Stephens, Mark B., et al., editors. "Hypertensive Emergencies." 5-Minute Clinical Consult, 27th ed., Wolters Kluwer, 2019. Medicine Central, im.unboundmedicine.com/medicine/view/5-Minute-Clinical-Consult/816712/all/Hypertensive_Emergencies.
Hypertensive Emergencies. In: Stephens MB, Golding J, Baldor RA, et al, eds. 5-Minute Clinical Consult. 27th ed. Wolters Kluwer; 2019. https://im.unboundmedicine.com/medicine/view/5-Minute-Clinical-Consult/816712/all/Hypertensive_Emergencies. Accessed April 18, 2019.
Hypertensive Emergencies. (2019). In Stephens, M. B., Golding, J., Baldor, R. A., & Domino, F. J. (Eds.), 5-Minute Clinical Consult. Available from https://im.unboundmedicine.com/medicine/view/5-Minute-Clinical-Consult/816712/all/Hypertensive_Emergencies
Hypertensive Emergencies [Internet]. In: Stephens MB, Golding J, Baldor RA, Domino FJ, editors. 5-Minute Clinical Consult. Wolters Kluwer; 2019. [cited 2019 April 18]. Available from: https://im.unboundmedicine.com/medicine/view/5-Minute-Clinical-Consult/816712/all/Hypertensive_Emergencies.
* Article titles in AMA citation format should be in sentence-case
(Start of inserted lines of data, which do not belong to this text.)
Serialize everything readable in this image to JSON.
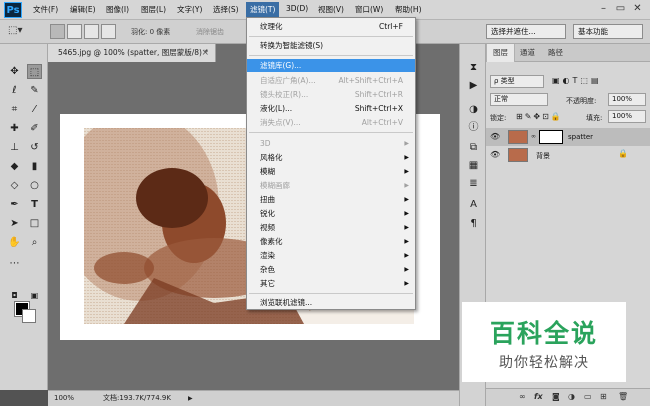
{
  "app": {
    "logo": "Ps"
  },
  "menubar": [
    "文件(F)",
    "编辑(E)",
    "图像(I)",
    "图层(L)",
    "文字(Y)",
    "选择(S)",
    "滤镜(T)",
    "3D(D)",
    "视图(V)",
    "窗口(W)",
    "帮助(H)"
  ],
  "window_controls": {
    "minimize": "–",
    "restore": "▭",
    "close": "✕"
  },
  "options": {
    "feather_label": "羽化: 0 像素",
    "antialias_label": "消除锯齿",
    "select_mask_button": "选择并遮住...",
    "workspace_select": "基本功能"
  },
  "document": {
    "tab_title": "5465.jpg @ 100% (spatter, 图层蒙版/8) *",
    "tab_close": "×",
    "zoom": "100%",
    "doc_info": "文档:193.7K/774.9K"
  },
  "filter_menu": [
    {
      "label": "纹理化",
      "shortcut": "Ctrl+F",
      "disabled": false
    },
    {
      "label": "转换为智能滤镜(S)",
      "shortcut": "",
      "disabled": false
    },
    {
      "label": "滤镜库(G)...",
      "shortcut": "",
      "disabled": false,
      "highlighted": true
    },
    {
      "label": "自适应广角(A)...",
      "shortcut": "Alt+Shift+Ctrl+A",
      "disabled": true
    },
    {
      "label": "镜头校正(R)...",
      "shortcut": "Shift+Ctrl+R",
      "disabled": true
    },
    {
      "label": "液化(L)...",
      "shortcut": "Shift+Ctrl+X",
      "disabled": false
    },
    {
      "label": "消失点(V)...",
      "shortcut": "Alt+Ctrl+V",
      "disabled": true
    },
    {
      "label": "3D",
      "shortcut": "",
      "disabled": true,
      "submenu": true
    },
    {
      "label": "风格化",
      "shortcut": "",
      "disabled": false,
      "submenu": true
    },
    {
      "label": "模糊",
      "shortcut": "",
      "disabled": false,
      "submenu": true
    },
    {
      "label": "模糊画廊",
      "shortcut": "",
      "disabled": true,
      "submenu": true
    },
    {
      "label": "扭曲",
      "shortcut": "",
      "disabled": false,
      "submenu": true
    },
    {
      "label": "锐化",
      "shortcut": "",
      "disabled": false,
      "submenu": true
    },
    {
      "label": "视频",
      "shortcut": "",
      "disabled": false,
      "submenu": true
    },
    {
      "label": "像素化",
      "shortcut": "",
      "disabled": false,
      "submenu": true
    },
    {
      "label": "渲染",
      "shortcut": "",
      "disabled": false,
      "submenu": true
    },
    {
      "label": "杂色",
      "shortcut": "",
      "disabled": false,
      "submenu": true
    },
    {
      "label": "其它",
      "shortcut": "",
      "disabled": false,
      "submenu": true
    },
    {
      "label": "浏览联机滤镜...",
      "shortcut": "",
      "disabled": false
    }
  ],
  "layers_panel": {
    "tabs": [
      "图层",
      "通道",
      "路径"
    ],
    "kind_filter": "ρ 类型",
    "blend_mode": "正常",
    "opacity_label": "不透明度:",
    "opacity_value": "100%",
    "lock_label": "锁定:",
    "fill_label": "填充:",
    "fill_value": "100%",
    "layers": [
      {
        "name": "spatter",
        "selected": true,
        "has_mask": true,
        "locked": false
      },
      {
        "name": "背景",
        "selected": false,
        "has_mask": false,
        "locked": true
      }
    ]
  },
  "watermark": {
    "title": "百科全说",
    "subtitle": "助你轻松解决"
  },
  "colors": {
    "highlight": "#3b93e8",
    "sepia": "#9b5a3c",
    "watermark_green": "#2aa35c"
  }
}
TY - ELEC T1 - Hypertensive Emergencies ID - 816712 ED - Stephens,Mark B, ED - Golding,Jeremy, ED - Baldor,Robert A, ED - Domino,Frank J, BT - 5-Minute Clinical Consult, Updating UR - https://im.unboundmedicine.com/medicine/view/5-Minute-Clinical-Consult/816712/all/Hypertensive_Emergencies PB - Wolters Kluwer ET - 27 DB - Medicine Central DP - Unbound Medicine ER -